[Stored items from a collection]
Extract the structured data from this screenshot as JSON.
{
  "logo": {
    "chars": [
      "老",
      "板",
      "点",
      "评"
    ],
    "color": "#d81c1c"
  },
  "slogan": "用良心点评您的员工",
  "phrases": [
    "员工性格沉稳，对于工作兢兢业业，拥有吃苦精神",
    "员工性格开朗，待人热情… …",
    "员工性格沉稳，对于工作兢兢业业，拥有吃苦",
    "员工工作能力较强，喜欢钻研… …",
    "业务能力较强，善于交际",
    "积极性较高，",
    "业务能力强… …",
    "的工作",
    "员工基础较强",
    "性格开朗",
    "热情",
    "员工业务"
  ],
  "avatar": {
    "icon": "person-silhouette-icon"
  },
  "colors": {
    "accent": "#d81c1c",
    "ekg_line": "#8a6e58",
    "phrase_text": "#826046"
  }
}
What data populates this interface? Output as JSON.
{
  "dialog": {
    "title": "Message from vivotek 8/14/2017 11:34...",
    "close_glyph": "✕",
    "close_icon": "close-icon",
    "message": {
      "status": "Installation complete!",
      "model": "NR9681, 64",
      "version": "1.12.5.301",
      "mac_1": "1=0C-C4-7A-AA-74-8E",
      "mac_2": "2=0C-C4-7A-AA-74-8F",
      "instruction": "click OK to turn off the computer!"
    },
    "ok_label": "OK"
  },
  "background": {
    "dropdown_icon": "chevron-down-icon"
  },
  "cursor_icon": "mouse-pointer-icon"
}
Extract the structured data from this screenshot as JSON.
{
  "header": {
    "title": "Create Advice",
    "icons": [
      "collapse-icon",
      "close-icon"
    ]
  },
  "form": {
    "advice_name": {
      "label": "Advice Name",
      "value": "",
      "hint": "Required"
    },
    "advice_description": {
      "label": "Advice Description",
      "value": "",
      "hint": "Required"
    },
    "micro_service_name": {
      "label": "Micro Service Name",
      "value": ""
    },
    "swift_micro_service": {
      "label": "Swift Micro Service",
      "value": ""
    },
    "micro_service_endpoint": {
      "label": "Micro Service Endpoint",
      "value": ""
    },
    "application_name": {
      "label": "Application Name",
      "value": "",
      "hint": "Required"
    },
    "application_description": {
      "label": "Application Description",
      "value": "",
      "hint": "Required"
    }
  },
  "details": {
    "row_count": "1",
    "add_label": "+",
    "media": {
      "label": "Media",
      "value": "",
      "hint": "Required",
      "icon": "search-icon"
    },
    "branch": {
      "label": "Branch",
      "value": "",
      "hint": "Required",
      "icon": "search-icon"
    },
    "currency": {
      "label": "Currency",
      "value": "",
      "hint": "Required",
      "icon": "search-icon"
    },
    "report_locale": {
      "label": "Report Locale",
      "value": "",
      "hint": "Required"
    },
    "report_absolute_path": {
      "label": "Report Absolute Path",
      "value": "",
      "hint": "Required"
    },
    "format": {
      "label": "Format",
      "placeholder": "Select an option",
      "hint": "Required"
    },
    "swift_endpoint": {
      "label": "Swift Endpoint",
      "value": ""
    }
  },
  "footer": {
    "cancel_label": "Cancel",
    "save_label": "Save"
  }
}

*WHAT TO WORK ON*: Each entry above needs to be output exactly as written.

*WRITTEN ANSWER*:
Extract the structured data from this screenshot as JSON.
{
  "logo": {
    "chars": [
      "老",
      "板",
      "点",
      "评"
    ],
    "color": "#d81c1c"
  },
  "slogan": "用良心点评您的员工",
  "phrases": [
    "员工性格沉稳，对于工作兢兢业业，拥有吃苦精神",
    "员工性格开朗，待人热情… …",
    "员工性格沉稳，对于工作兢兢业业，拥有吃苦",
    "员工工作能力较强，喜欢钻研… …",
    "业务能力较强，善于交际",
    "积极性较高，",
    "业务能力强… …",
    "的工作",
    "员工基础较强",
    "性格开朗",
    "热情",
    "员工业务"
  ],
  "avatar": {
    "icon": "person-silhouette-icon"
  },
  "colors": {
    "accent": "#d81c1c",
    "ekg_line": "#8a6e58",
    "phrase_text": "#826046"
  }
}
What data populates this interface? Output as JSON.
{
  "dialog": {
    "title": "Message from vivotek 8/14/2017 11:34...",
    "close_glyph": "✕",
    "close_icon": "close-icon",
    "message": {
      "status": "Installation complete!",
      "model": "NR9681, 64",
      "version": "1.12.5.301",
      "mac_1": "1=0C-C4-7A-AA-74-8E",
      "mac_2": "2=0C-C4-7A-AA-74-8F",
      "instruction": "click OK to turn off the computer!"
    },
    "ok_label": "OK"
  },
  "background": {
    "dropdown_icon": "chevron-down-icon"
  },
  "cursor_icon": "mouse-pointer-icon"
}
Extract the structured data from this screenshot as JSON.
{
  "header": {
    "title": "Create Advice",
    "icons": [
      "collapse-icon",
      "close-icon"
    ]
  },
  "form": {
    "advice_name": {
      "label": "Advice Name",
      "value": "",
      "hint": "Required"
    },
    "advice_description": {
      "label": "Advice Description",
      "value": "",
      "hint": "Required"
    },
    "micro_service_name": {
      "label": "Micro Service Name",
      "value": ""
    },
    "swift_micro_service": {
      "label": "Swift Micro Service",
      "value": ""
    },
    "micro_service_endpoint": {
      "label": "Micro Service Endpoint",
      "value": ""
    },
    "application_name": {
      "label": "Application Name",
      "value": "",
      "hint": "Required"
    },
    "application_description": {
      "label": "Application Description",
      "value": "",
      "hint": "Required"
    }
  },
  "details": {
    "row_count": "1",
    "add_label": "+",
    "media": {
      "label": "Media",
      "value": "",
      "hint": "Required",
      "icon": "search-icon"
    },
    "branch": {
      "label": "Branch",
      "value": "",
      "hint": "Required",
      "icon": "search-icon"
    },
    "currency": {
      "label": "Currency",
      "value": "",
      "hint": "Required",
      "icon": "search-icon"
    },
    "report_locale": {
      "label": "Report Locale",
      "value": "",
      "hint": "Required"
    },
    "report_absolute_path": {
      "label": "Report Absolute Path",
      "value": "",
      "hint": "Required"
    },
    "format": {
      "label": "Format",
      "placeholder": "Select an option",
      "hint": "Required"
    },
    "swift_endpoint": {
      "label": "Swift Endpoint",
      "value": ""
    }
  },
  "footer": {
    "cancel_label": "Cancel",
    "save_label": "Save"
  }
}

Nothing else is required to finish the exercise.